U.S. Attorney General Merrick Garland lauded the ruling as a "victory for women in Texas."
Planned Parenthood said the preliminary injunction means lawsuits filed under the law cannot be accepted by Texas courts.
"The relief granted by the court today is overdue, and we are grateful that the Department of Justice moved quickly to seek it," Planned Parenthood CEO Alexis McGill Johnson said in a statement.
Whole Woman's Health, which has four clinics in Texas, said it was making plans to resume abortions up to 18 weeks "as soon as possible."
Texas Governor Greg Abbott, a Republican, has defended the legality of the state's abortion law, with this office saying in a statement: "The most precious freedom is life itself."
Pitman heard about three hours of arguments on the Justice Department's request. Justice Department attorney Brian Netter called the law an "unprecedented scheme of vigilante justice" that must be struck down.

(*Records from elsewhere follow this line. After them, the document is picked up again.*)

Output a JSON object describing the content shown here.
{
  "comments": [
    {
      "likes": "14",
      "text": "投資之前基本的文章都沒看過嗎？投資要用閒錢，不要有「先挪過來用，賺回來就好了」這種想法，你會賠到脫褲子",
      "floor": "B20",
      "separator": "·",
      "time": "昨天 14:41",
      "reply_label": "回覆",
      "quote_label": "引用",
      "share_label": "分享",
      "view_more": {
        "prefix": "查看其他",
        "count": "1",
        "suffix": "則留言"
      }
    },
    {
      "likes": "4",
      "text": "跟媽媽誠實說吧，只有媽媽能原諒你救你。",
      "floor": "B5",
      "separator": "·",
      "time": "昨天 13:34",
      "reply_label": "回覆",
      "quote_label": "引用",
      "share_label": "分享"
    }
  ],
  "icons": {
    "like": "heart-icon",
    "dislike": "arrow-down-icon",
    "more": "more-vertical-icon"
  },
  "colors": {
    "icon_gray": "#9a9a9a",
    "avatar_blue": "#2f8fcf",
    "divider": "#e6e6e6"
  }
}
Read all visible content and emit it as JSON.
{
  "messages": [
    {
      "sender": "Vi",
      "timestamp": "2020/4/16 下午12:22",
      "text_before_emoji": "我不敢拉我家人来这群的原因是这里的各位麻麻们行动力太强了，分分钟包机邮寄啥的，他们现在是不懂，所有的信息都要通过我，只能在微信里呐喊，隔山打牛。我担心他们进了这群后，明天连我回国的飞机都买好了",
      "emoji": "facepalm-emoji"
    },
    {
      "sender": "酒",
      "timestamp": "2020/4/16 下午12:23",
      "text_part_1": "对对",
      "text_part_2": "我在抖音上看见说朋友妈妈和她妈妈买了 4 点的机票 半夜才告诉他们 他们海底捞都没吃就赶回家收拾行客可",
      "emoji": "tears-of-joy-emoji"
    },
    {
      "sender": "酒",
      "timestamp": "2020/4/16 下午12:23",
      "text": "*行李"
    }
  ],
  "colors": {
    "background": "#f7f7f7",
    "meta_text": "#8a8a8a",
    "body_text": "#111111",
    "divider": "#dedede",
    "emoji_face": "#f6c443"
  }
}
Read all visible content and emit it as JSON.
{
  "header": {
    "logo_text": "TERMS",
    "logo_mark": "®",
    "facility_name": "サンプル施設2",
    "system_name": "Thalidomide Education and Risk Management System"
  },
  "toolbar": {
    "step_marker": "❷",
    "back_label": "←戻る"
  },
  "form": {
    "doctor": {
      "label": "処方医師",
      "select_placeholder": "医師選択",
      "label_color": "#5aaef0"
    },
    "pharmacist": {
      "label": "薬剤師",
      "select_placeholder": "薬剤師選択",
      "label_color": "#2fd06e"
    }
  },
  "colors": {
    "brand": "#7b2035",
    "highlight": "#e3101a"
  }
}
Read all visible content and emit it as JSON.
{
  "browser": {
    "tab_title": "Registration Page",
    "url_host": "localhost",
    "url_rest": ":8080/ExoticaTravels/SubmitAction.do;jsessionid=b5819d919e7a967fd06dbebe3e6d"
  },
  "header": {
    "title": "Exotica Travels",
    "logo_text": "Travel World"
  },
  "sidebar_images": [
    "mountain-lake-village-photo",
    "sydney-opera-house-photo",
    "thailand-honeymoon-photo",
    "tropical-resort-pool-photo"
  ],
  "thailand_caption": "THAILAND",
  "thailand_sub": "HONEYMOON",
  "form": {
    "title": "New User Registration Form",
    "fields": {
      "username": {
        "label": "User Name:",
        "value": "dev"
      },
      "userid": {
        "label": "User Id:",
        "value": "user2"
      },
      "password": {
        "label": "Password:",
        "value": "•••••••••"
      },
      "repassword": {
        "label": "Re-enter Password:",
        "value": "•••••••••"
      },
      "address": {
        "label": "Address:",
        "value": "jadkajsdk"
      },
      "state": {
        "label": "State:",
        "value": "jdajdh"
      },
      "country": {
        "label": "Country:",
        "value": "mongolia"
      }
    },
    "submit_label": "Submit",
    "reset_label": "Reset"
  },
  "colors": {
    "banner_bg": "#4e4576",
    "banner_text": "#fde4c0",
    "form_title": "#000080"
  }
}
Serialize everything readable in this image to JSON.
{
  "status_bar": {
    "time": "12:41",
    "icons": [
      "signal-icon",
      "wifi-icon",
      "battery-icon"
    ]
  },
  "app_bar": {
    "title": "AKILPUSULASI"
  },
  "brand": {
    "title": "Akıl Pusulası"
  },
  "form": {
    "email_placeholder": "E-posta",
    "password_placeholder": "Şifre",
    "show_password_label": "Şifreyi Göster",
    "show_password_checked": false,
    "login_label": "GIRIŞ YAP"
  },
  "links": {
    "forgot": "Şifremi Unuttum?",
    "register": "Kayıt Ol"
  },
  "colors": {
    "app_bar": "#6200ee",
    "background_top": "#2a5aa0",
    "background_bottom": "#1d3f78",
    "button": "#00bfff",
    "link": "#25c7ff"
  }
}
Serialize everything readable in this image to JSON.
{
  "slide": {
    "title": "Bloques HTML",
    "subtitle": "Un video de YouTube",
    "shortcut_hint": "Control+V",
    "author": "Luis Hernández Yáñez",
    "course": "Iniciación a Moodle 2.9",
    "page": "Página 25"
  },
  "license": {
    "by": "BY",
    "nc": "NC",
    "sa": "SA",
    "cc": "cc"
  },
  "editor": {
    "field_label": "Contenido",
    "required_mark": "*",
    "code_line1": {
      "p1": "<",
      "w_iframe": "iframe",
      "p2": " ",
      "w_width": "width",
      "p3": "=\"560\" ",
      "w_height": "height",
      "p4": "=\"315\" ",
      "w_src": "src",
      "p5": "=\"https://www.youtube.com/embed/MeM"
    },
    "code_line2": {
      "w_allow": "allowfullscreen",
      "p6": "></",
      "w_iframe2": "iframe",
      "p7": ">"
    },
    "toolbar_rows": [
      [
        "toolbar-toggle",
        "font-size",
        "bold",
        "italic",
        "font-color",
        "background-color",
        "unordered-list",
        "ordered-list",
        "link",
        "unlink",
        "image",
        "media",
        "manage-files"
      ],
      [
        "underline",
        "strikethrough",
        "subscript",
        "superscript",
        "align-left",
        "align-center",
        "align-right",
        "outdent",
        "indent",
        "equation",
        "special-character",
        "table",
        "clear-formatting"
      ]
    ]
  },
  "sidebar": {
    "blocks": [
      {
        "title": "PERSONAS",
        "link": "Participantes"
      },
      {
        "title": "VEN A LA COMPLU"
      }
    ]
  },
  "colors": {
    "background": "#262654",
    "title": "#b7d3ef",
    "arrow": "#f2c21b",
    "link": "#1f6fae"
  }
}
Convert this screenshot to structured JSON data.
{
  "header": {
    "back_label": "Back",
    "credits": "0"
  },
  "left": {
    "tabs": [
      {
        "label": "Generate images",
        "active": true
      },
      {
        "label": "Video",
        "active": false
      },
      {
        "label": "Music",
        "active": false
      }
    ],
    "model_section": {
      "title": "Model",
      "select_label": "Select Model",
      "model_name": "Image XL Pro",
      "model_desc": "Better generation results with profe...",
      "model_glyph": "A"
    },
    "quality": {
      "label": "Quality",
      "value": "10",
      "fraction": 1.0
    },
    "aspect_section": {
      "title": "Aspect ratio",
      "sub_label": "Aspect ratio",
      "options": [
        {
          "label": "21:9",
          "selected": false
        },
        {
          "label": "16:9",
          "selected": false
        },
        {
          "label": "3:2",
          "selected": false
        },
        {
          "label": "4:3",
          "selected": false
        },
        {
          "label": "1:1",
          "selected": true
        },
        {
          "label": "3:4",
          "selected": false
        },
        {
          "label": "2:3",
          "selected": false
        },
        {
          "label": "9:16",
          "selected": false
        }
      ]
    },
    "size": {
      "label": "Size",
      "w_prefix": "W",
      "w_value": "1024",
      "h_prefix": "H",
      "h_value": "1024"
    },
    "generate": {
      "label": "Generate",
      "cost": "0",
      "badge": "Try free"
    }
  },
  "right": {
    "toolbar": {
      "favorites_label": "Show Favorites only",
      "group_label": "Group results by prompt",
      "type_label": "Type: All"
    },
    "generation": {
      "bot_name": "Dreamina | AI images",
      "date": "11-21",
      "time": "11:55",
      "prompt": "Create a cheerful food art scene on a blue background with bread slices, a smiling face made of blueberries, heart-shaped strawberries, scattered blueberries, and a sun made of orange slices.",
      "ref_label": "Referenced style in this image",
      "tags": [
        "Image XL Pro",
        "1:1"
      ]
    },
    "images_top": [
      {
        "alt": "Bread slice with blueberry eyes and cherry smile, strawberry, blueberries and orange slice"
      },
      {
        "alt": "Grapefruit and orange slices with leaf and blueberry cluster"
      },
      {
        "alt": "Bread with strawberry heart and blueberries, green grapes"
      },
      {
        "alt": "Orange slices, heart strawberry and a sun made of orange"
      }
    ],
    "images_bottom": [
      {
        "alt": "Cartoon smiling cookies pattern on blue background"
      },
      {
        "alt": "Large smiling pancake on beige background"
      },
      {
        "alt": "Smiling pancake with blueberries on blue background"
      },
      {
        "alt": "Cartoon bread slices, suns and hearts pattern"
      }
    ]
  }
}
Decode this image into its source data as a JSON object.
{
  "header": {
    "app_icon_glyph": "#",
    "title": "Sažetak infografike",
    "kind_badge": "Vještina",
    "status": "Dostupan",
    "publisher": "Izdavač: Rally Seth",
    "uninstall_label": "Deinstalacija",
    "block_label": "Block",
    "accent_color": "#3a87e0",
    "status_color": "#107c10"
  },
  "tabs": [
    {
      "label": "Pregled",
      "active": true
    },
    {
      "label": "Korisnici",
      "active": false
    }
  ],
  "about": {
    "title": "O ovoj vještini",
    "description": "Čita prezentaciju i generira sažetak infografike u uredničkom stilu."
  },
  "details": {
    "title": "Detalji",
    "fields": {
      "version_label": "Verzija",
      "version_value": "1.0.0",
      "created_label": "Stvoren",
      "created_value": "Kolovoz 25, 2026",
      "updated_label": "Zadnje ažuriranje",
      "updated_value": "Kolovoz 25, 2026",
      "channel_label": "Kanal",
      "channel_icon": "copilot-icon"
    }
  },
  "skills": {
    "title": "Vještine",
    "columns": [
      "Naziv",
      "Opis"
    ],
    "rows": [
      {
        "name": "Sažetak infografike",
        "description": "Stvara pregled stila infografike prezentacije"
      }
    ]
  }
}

Will Thompson, an attorney in the Texas Attorney General's Office, countered the department's arguments, saying there were plenty of opportunities for people in Texas to challenge the law on their own. He said the department's arguments were filled with "hyperbole and inflammatory rhetoric."
U.S. conservatives have long sought to have Roe v. Wade overturned. The Supreme Court on Dec. 1 hears arguments in a separate case involving a Mississippi law that bans abortions after 15 weeks of pregnancy. Mississippi has asked the high court to overturn the 1973 precedent.
(Reporting by Sarah N. Lynch; additional reporting by Jan Wolfe and Nate Raymond, and Aakriti Bhalla in Bengaluru; Editing by Will Dunham, Jonathan Oatis, Grant McCool and Gerry Doyle)